Stage One: Pre-Planning
1. Articulate clearly the purpose or objective of the event. Think about what you want the event to accomplish. Consider how the event might support or bring to life the organisation’s vision, mission or values into the event. Also, does this event fit into other initiatives, or is parallel or complementary? If so, how should they be linked together?
2. Make the overall take-home message ‘do-able’ and aspirational. What do you want the individual participant to remember, to consider in terms of their involvement and ‘fit’ within the organisation, and most of all, to do exactly?
3. Consider an appropriate time to hold the event. Link the date of the event with the objective. Have a reasonable amount of time between the event and when a business outcome can be delivered. Participants needs to have time and resources to be productive and successful.
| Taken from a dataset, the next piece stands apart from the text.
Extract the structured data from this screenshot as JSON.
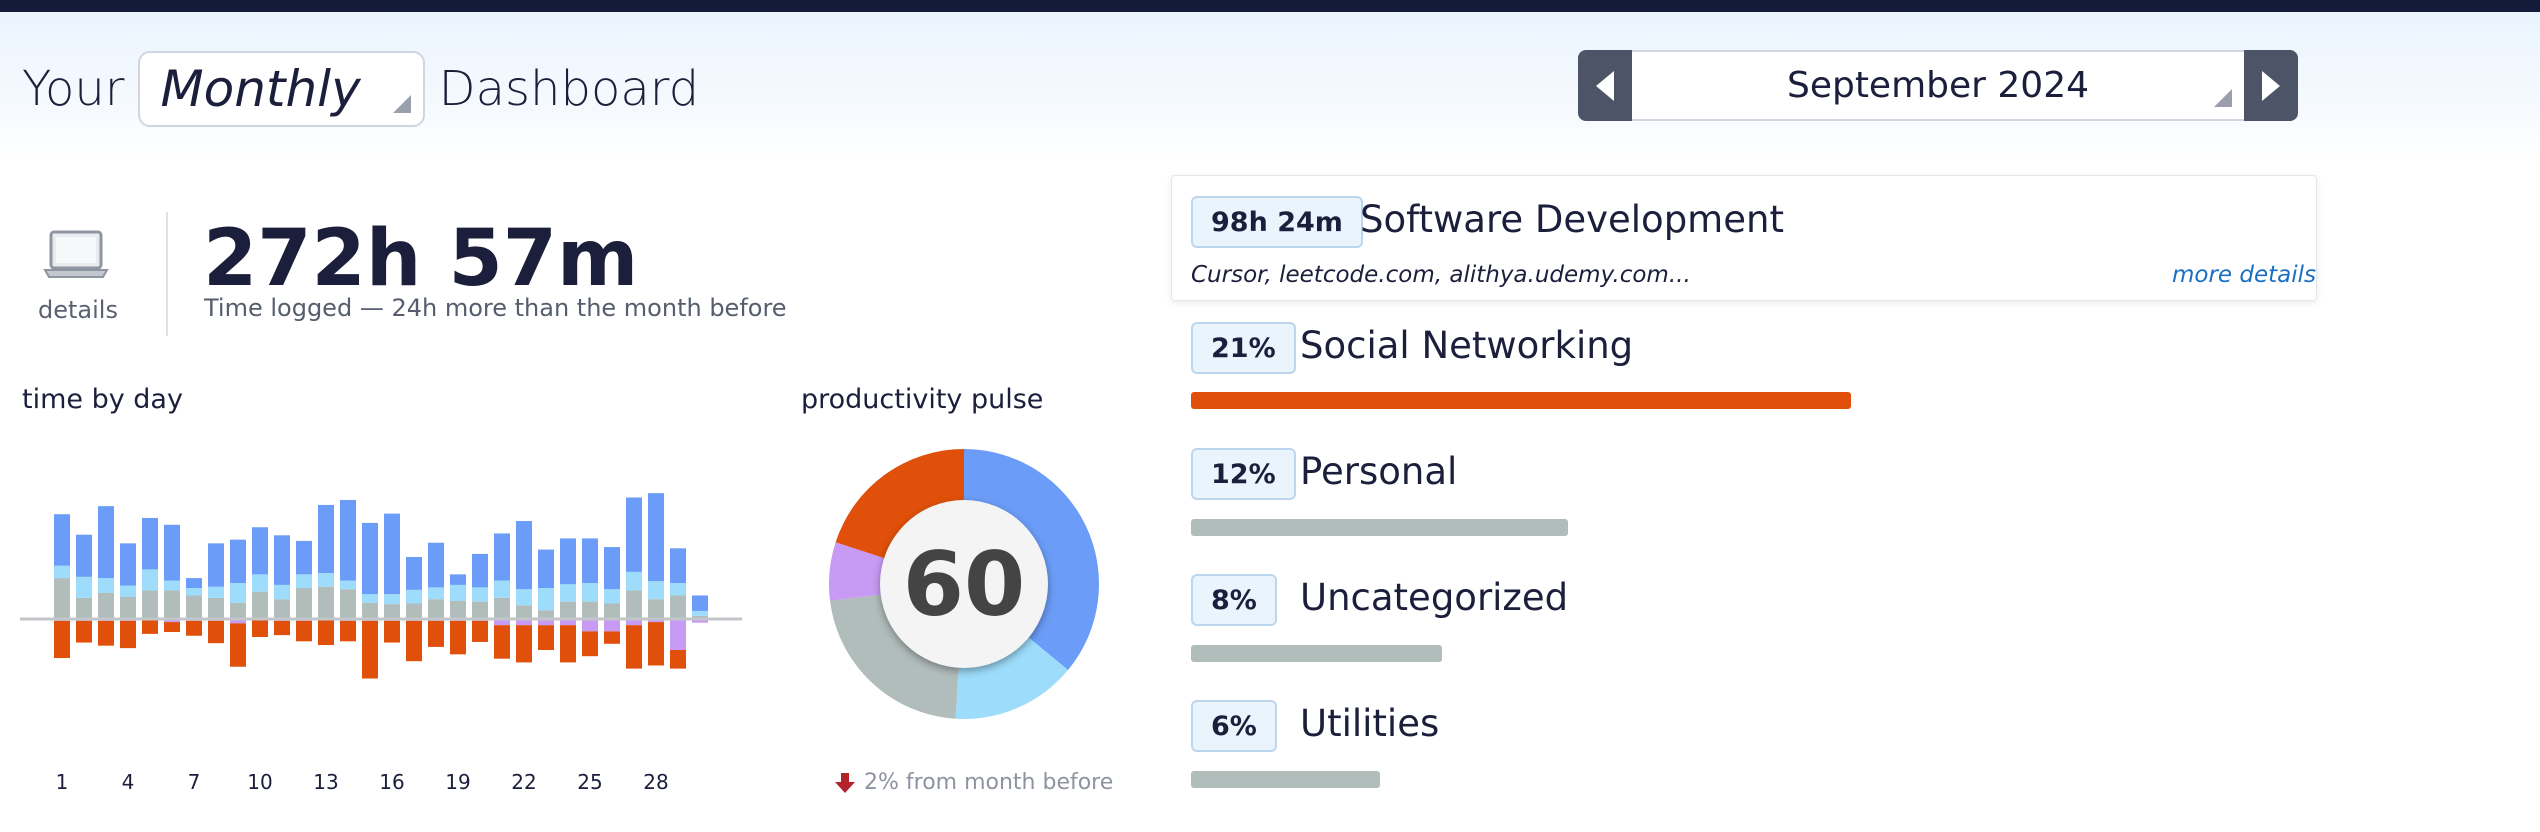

4. Make sure you have enough time to produce a worthy event. Yes, you need adequate planning time (usually 3-6 months). At the same time, plan enough time after the event to allow attendees to effectively produce the desired outcomes asked of them.
5. Get the right internal team together from the start. Start with all relevant people, then organise them into their type of input or decision level. For example, ‘Grade A’ people help make key decisions; e.g., the president for vision and direction, human resources for training and performance. ‘Grade B’ people might be involved only for specific decisions; e.g., Security for decisions about location, or IT for technology issues. Grade C are people who are good to keep in the loop; e.g., global or regional teams, other departments or units.
6. Budget appropriately. The ideal way to budget: get estimated quotes and build a budget, not set an amount and work from there. But, if you do the latter, get professional, neutral and free advice on the best way to spend a budget. Then, be a good person and reward those consultants who give you the best free advice.
7. Think outside this event. Internally: What events happened previously? Past successes or disasters? Past creative themes? Any business events which might influence messages, such as a recent merger or simmering public issue? Externally: Snoop around to see what the competition is doing. Not always possible, but you do not want to be surprised on the eve of your event when a bit of surfing would have unearthed some clues.
Any other planning tips? What else may have you organising in the Planning Stage? Please add your comments below.